In 2011 GNOBAC partnered with The Gift, Louisiana Breastfeeding Coalition, Louisiana Chapter of the American Academy of Pediatrics, and the Louisiana WIC program to sponsor the development and distribution of crib cards to all New Orleans area hospitals, as well as other hospitals around the state. Formula companies typically provide free crib cards to hospitals; these were intended to replace those cards. 60,000 cards with breastfeeding information were distributed to LA hospitals.
GNOBAC is also working hand in hand with East Jefferson General Hospital’s Best Fed Beginnings Collaborative, a national project that is supported by the Centers for Disease Control and Prevention (CDC) and is in partnership with Baby-Friendly USA. The nationwide quality improvement initiative assists hospitals to improve maternity care through evidence based research and to increase the success rate of mothers who choose to breastfeed.
Spread the Love: Donate Your Milk
When I returned to work after my son was born, I had tremendous support and resources. I was able to pump whenever I needed to and ended up with very nice stash of frozen milk. I was very fortunate to always have freshly pumped milk for my son that he never needed my frozen supply. What was I going to do with all of this extra milk? A lactation nurse told me about the not for profit, Human Milk Bank Association of North America. Mothers donate their extra breast milk to approved milk banks where the milk is pasteurized and distributed to critically ill and premature infants in NICUs all across America. Not only was I able to nourish my own child, I was able to help save the lives of several other babies by donating 1,045 ounces of breast milk to the Mother’s Milk Bank at Austin! I attribute this to my endless support at home and in the workplace.
Trouble Ahead: When Your Employer Isn’t Supportive

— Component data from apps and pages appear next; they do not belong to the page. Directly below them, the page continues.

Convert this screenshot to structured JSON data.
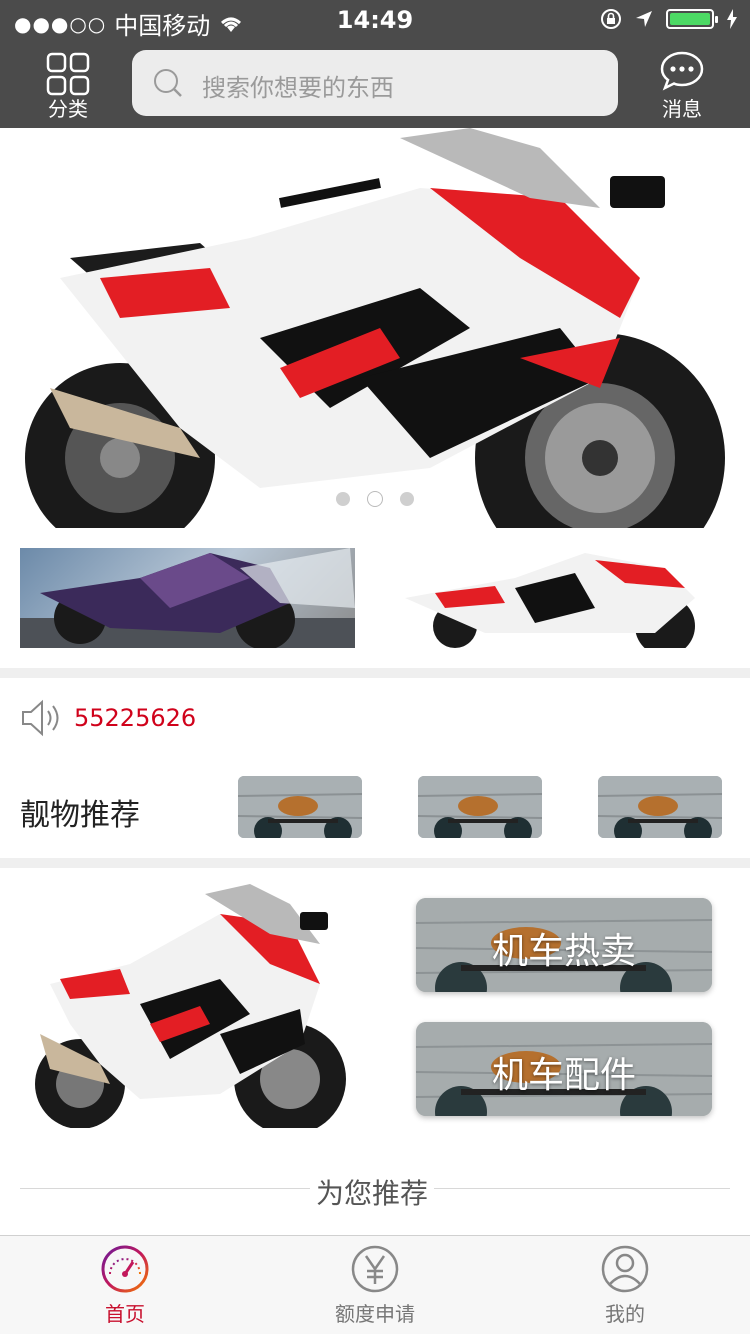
{
  "status_bar": {
    "signal": "●●●○○",
    "carrier": "中国移动",
    "time": "14:49"
  },
  "header": {
    "category_label": "分类",
    "search_placeholder": "搜索你想要的东西",
    "messages_label": "消息"
  },
  "banner": {
    "slide_count": 3,
    "active_slide": 2
  },
  "notice": {
    "text": "55225626"
  },
  "recommend": {
    "title": "靓物推荐"
  },
  "promo": {
    "card1": "机车热卖",
    "card2": "机车配件"
  },
  "for_you": {
    "label": "为您推荐"
  },
  "tabbar": {
    "tabs": [
      {
        "label": "首页"
      },
      {
        "label": "额度申请"
      },
      {
        "label": "我的"
      }
    ]
  },
  "colors": {
    "header_bg": "#4b4b4b",
    "accent_red": "#d0021b",
    "battery_green": "#4cd964"
  }
}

Although I returned to work with wonderful breastfeeding support from my employer, unfortunately I lost my job in relation to a reduction of force in February 2013. I was heartbroken. I quickly learned how fortunate I was to have all of the amenities and understanding about breastfeeding from my previous employer. I began working immediately for another company where I learned that not everyone is so supportive. I was offered to pump in the bathroom, harassed about “still” nursing my son who was 14 months old, and scrutinized for every second of my legally afforded two 15 minute breaks that I used for pumping. I stood my ground and pumped in the conference room which was the only “private” area to pump. My employer was neither breastfeeding nor family friendly. Even though I no longer work for that company (no surprise), I do not regret working there for two short months. It taught me how much our community truly needs the education of the benefits of breastfeeding and the importance of support in the workplace. I am proudly continuing to nurse my 19 month old and am now working as the Program Manager for The Greater New Orleans Breastfeeding Awareness Coalition to help our community accept breastfeeding as the norm.
Jennifer was born and raised in New Orleans. She is a graduate of the University of New Orleans with a B.A. in Spanish. She has been married to her devoted husband Martin of over 9 years. Jennifer has served as a dedicated military wife, mother, and community volunteer. She is an Active member of the Junior League of New Orleans, the Veterans of Foreign Wars Ladies Auxiliary, Core Committee Member of East Jefferson General Hospital’s Best Fed Beginnings Learning Collaborative, and Program Manager for the Greater New Orleans Breastfeeding Awareness Coalition. After many of life’s obstacles, Jennifer and Martin welcomed their much anticipated miracle, Max, to the world in January 2012. Besides being a breastfeeding activist, Jennifer’s passion is her family. She loves lazy Sundays, exercising, cooking and cuddle time with her two favorite guys.